Joey Prusak, the 19-year-old manager of a Hopkins, Minn., Dairy Queen store, had just finished serving one of his regular customers when he witnessed behavior best described as a random act of unkindness. His customer, a visually impaired man, unknowingly dropped a $20 bill from his pocket. A woman in line behind him quickly picked up the money and slipped it into her purse. Prusak earned national acclaim when his good deed—refusing to serve the woman, then giving his customer $20 from his own wallet—exploded on the Internet.
Prusak has since received praise from millions (including Dairy Queen owner Warren Buffett!) for his actions—a good deed he modestly describes as “the right thing to do.” And this week, Dairy Queen honored Prusak in a way that’s in keeping with the spirit of his actions—presenting a $5,000 check in his name to Children’s Miracle Network Hospitals, the company’s charitable partner.

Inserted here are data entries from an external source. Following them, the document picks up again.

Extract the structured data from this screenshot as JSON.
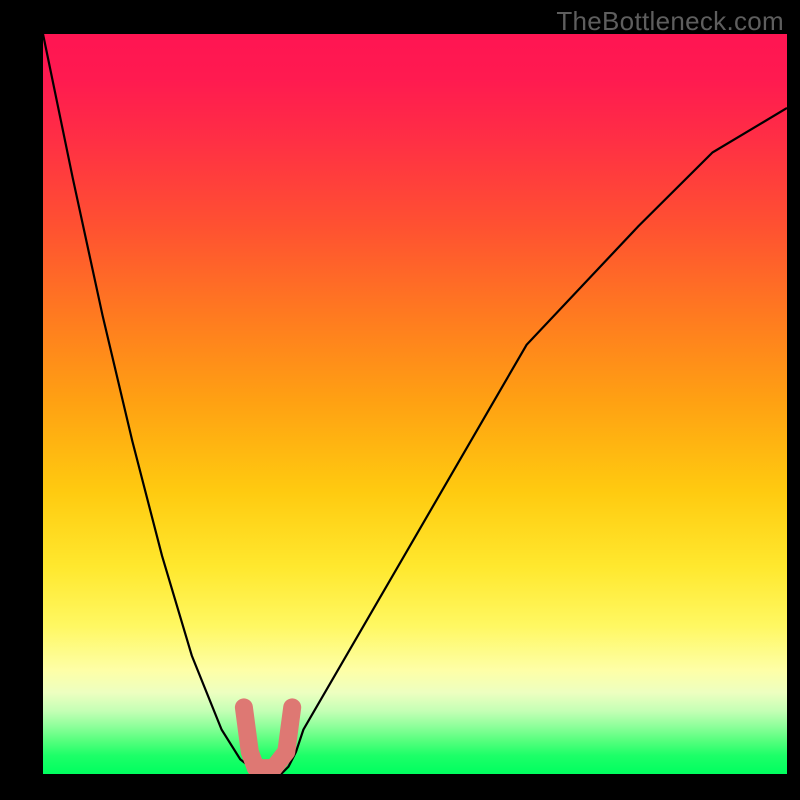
{
  "watermark": "TheBottleneck.com",
  "colors": {
    "frame": "#000000",
    "watermark_text": "#5e5e5e",
    "curve": "#000000",
    "marker": "#de7873",
    "gradient_top": "#ff1552",
    "gradient_bottom": "#00ff5f"
  },
  "chart_data": {
    "type": "line",
    "title": "",
    "xlabel": "",
    "ylabel": "",
    "xlim": [
      0,
      100
    ],
    "ylim": [
      0,
      100
    ],
    "x": [
      0,
      4,
      8,
      12,
      16,
      20,
      24,
      26.5,
      29,
      30.5,
      32,
      33,
      34,
      35,
      65,
      80,
      90,
      100
    ],
    "y": [
      100,
      80.5,
      62,
      45,
      29.5,
      16,
      6,
      2,
      0,
      0,
      0,
      1,
      3,
      6,
      58,
      74,
      84,
      90
    ],
    "series": [
      {
        "name": "bottleneck-curve",
        "x_key": "x",
        "y_key": "y"
      }
    ],
    "marker_segment": {
      "note": "highlighted L-shaped marker near curve minimum",
      "points": [
        {
          "x": 27.0,
          "y": 9.0
        },
        {
          "x": 27.8,
          "y": 3.0
        },
        {
          "x": 28.6,
          "y": 0.8
        },
        {
          "x": 31.0,
          "y": 0.8
        },
        {
          "x": 32.7,
          "y": 3.0
        },
        {
          "x": 33.5,
          "y": 9.0
        }
      ]
    },
    "gradient_stops": [
      {
        "pos": 0.0,
        "color": "#ff1552"
      },
      {
        "pos": 0.26,
        "color": "#ff5131"
      },
      {
        "pos": 0.5,
        "color": "#ffa212"
      },
      {
        "pos": 0.72,
        "color": "#ffe82e"
      },
      {
        "pos": 0.86,
        "color": "#feffa7"
      },
      {
        "pos": 1.0,
        "color": "#00ff5f"
      }
    ]
  }
}
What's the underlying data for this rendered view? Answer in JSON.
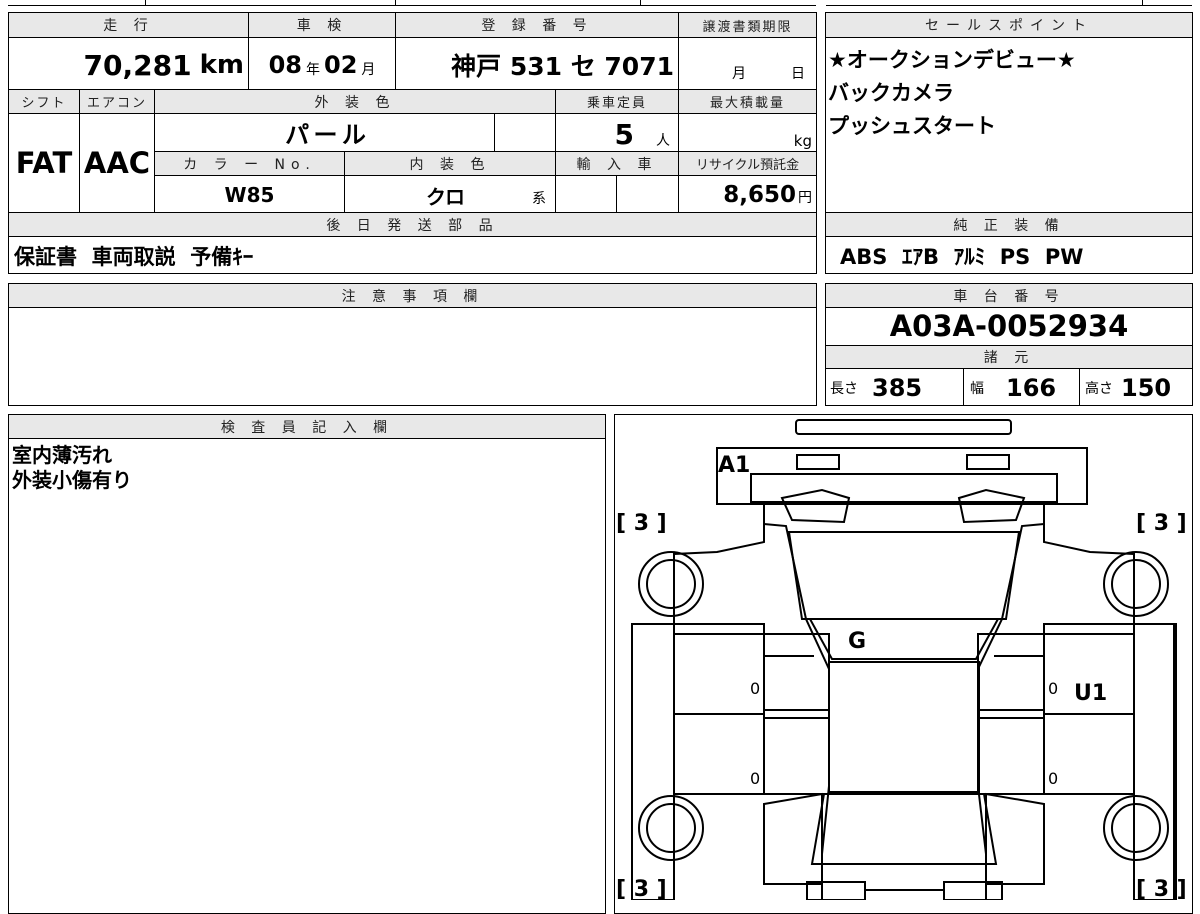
{
  "vehicle": {
    "mileage_label": "走 行",
    "mileage_value": "70,281",
    "mileage_unit": "km",
    "inspection_label": "車 検",
    "inspection_year": "08",
    "inspection_year_unit": "年",
    "inspection_month": "02",
    "inspection_month_unit": "月",
    "registration_label": "登 録 番 号",
    "registration_value": "神戸 531 セ 7071",
    "transfer_label": "譲渡書類期限",
    "transfer_month_unit": "月",
    "transfer_day_unit": "日",
    "shift_label": "シフト",
    "shift_value": "FAT",
    "ac_label": "エアコン",
    "ac_value": "AAC",
    "exterior_label": "外 装 色",
    "exterior_value": "パ ー ル",
    "capacity_label": "乗車定員",
    "capacity_value": "5",
    "capacity_unit": "人",
    "max_load_label": "最大積載量",
    "max_load_unit": "kg",
    "color_no_label": "カ ラ ー No.",
    "color_no_value": "W85",
    "interior_label": "内 装 色",
    "interior_value": "クロ",
    "interior_unit": "系",
    "import_label": "輸 入 車",
    "recycle_label": "リサイクル預託金",
    "recycle_value": "8,650",
    "recycle_unit": "円",
    "shipment_label": "後 日 発 送 部 品",
    "shipment_value": "保証書  車両取説  予備ｷｰ",
    "notes_label": "注 意 事 項 欄",
    "inspector_label": "検 査 員 記 入 欄",
    "inspector_lines": [
      "室内薄汚れ",
      "外装小傷有り"
    ]
  },
  "sales": {
    "label": "セールスポイント",
    "lines": [
      "★オークションデビュー★",
      "バックカメラ",
      "プッシュスタート"
    ]
  },
  "equipment": {
    "label": "純 正 装 備",
    "value": "ABS  ｴｱB  ｱﾙﾐ  PS  PW"
  },
  "chassis": {
    "label": "車 台 番 号",
    "value": "A03A-0052934"
  },
  "specs": {
    "label": "諸 元",
    "length_label": "長さ",
    "length_value": "385",
    "width_label": "幅",
    "width_value": "166",
    "height_label": "高さ",
    "height_value": "150"
  },
  "diagram": {
    "marks": {
      "a1": "A1",
      "g": "G",
      "u1": "U1"
    },
    "tires": {
      "front_left": "[ 3 ]",
      "front_right": "[ 3 ]",
      "rear_left": "[ 3 ]",
      "rear_right": "[ 3 ]"
    },
    "panels": {
      "left_front_door": "0",
      "left_rear_door": "0",
      "right_front_door": "0",
      "right_rear_door": "0"
    }
  }
}
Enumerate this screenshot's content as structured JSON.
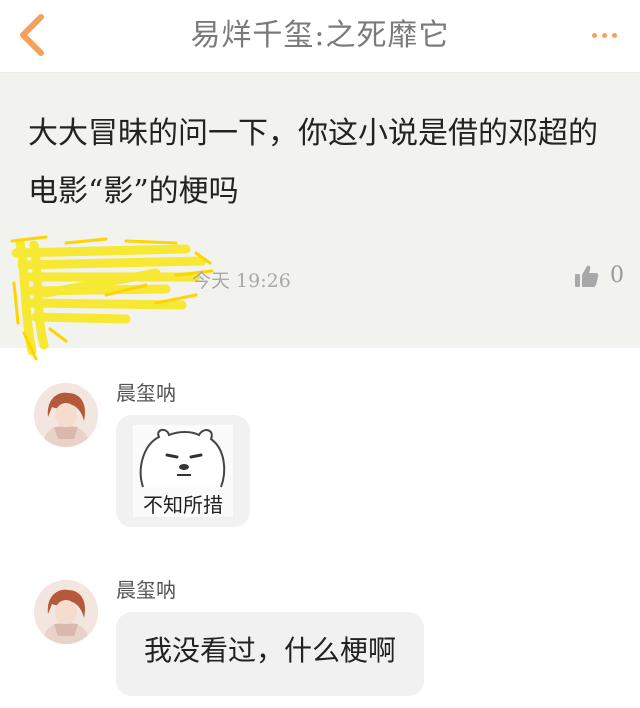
{
  "header": {
    "title": "易烊千玺:之死靡它",
    "back_icon": "chevron-left-icon",
    "more_icon": "more-dots-icon",
    "accent_color": "#f4a15c"
  },
  "post": {
    "text": "大大冒昧的问一下，你这小说是借的邓超的电影“影”的梗吗",
    "time": "今天 19:26",
    "likes": "0",
    "background_color": "#f2f2ee"
  },
  "messages": [
    {
      "sender": "晨玺呐",
      "type": "sticker",
      "sticker_text": "不知所措",
      "avatar_icon": "user-avatar"
    },
    {
      "sender": "晨玺呐",
      "type": "text",
      "text": "我没看过，什么梗啊",
      "avatar_icon": "user-avatar"
    }
  ]
}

Locally, those funds will help thousands of children treated at St. Paul, Minn. based Gillette Children’s Specialty Healthcare.
Dairy Queen President and CEO John Gainor also presented Prusak with the company’s prestigious Red Spoon Award in recognition of his actions, which reflect the company’s commitment to integrity